Plowing, the av melachah of choresh, is forbidden on Shabbat. When one plows, the plowshare cuts into the hard soil, loosening it, making it fertile ground in which to plant. Any other action which accomplishes this is included in the melachah of choresh. There is no minimum amount of soil required, since one can plant a seed even in a small area of earth that has been properly conditioned.1 There is also no specific method in which the melachah must be done. Even scraping the ground with one’s shoe or a heavy chair—if it loosens the earth—is considered choresh.

Plowing in the Mishkan

Plowing was part of the process to grow the herbs used to produce certain dyes for the Mishkan.2 Others source the melachah to the plowing used to produce wheat for some of the sacrifices and for the lechem hapanim, the showbread, which was baked on a weekly basis.3

Toladot of Choresh

  • Weeding plants.4
  • Pouring water on the ground to soften the earth and make it suitable for planting.5
  • Leveling the ground by filling a hole or removing stones and pebbles.6
  • Applying soil enhancers or fertilizers.7

Common Activities to Avoid
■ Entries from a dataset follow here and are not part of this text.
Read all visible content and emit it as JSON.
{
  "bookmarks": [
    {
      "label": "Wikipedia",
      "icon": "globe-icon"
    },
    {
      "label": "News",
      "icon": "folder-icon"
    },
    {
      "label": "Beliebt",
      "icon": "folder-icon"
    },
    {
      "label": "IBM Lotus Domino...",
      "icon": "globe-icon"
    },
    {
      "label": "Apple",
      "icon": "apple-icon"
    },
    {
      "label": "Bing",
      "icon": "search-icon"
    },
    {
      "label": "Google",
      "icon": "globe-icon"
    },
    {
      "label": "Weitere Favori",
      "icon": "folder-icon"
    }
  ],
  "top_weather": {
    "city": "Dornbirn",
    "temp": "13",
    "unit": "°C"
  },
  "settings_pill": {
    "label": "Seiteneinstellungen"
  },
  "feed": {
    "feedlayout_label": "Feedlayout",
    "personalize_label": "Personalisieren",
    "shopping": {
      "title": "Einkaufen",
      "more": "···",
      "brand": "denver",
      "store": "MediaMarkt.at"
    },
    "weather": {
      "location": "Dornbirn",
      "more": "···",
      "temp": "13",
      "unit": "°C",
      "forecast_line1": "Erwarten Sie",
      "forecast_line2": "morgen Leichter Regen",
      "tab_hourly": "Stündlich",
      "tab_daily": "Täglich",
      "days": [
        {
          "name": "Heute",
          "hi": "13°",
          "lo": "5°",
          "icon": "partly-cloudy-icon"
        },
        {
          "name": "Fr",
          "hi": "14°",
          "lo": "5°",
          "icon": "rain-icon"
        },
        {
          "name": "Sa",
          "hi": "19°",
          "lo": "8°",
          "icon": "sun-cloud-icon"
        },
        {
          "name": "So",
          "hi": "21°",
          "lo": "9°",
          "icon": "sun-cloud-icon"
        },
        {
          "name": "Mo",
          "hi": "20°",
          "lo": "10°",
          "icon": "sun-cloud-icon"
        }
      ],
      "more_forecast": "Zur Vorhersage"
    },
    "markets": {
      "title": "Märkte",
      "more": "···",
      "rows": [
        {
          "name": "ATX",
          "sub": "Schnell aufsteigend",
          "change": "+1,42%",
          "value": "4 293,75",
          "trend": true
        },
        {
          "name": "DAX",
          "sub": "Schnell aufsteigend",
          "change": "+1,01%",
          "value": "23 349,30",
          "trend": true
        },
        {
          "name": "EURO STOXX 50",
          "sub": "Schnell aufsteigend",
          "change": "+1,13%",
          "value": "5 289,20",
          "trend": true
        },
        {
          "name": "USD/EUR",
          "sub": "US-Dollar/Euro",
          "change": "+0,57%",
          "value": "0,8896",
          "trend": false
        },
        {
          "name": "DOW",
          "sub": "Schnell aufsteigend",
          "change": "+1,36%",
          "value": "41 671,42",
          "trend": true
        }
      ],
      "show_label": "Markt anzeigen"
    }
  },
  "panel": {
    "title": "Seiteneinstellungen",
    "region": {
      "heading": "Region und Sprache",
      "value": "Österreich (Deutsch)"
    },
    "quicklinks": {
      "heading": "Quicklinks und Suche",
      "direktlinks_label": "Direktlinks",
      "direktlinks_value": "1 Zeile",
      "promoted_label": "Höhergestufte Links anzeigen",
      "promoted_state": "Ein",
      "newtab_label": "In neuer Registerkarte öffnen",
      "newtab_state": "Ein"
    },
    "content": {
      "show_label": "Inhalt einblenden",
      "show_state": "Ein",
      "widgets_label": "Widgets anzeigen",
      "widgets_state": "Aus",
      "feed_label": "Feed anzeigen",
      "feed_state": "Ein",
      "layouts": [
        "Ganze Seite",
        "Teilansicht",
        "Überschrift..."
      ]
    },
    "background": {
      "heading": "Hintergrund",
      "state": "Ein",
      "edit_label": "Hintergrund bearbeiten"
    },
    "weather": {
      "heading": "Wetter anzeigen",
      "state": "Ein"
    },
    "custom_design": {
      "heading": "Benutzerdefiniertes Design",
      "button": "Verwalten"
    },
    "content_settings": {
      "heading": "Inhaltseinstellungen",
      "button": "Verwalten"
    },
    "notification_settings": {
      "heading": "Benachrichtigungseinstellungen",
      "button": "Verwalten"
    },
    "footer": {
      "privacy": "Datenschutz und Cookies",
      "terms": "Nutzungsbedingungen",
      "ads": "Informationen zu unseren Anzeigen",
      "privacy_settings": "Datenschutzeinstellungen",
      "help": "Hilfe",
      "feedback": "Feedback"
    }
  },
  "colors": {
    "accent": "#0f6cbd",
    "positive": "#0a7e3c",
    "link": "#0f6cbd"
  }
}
  • Dragging a heavy chair along the ground.
  • Raking the lawn.
  • Scraping one’s shoe against the ground.8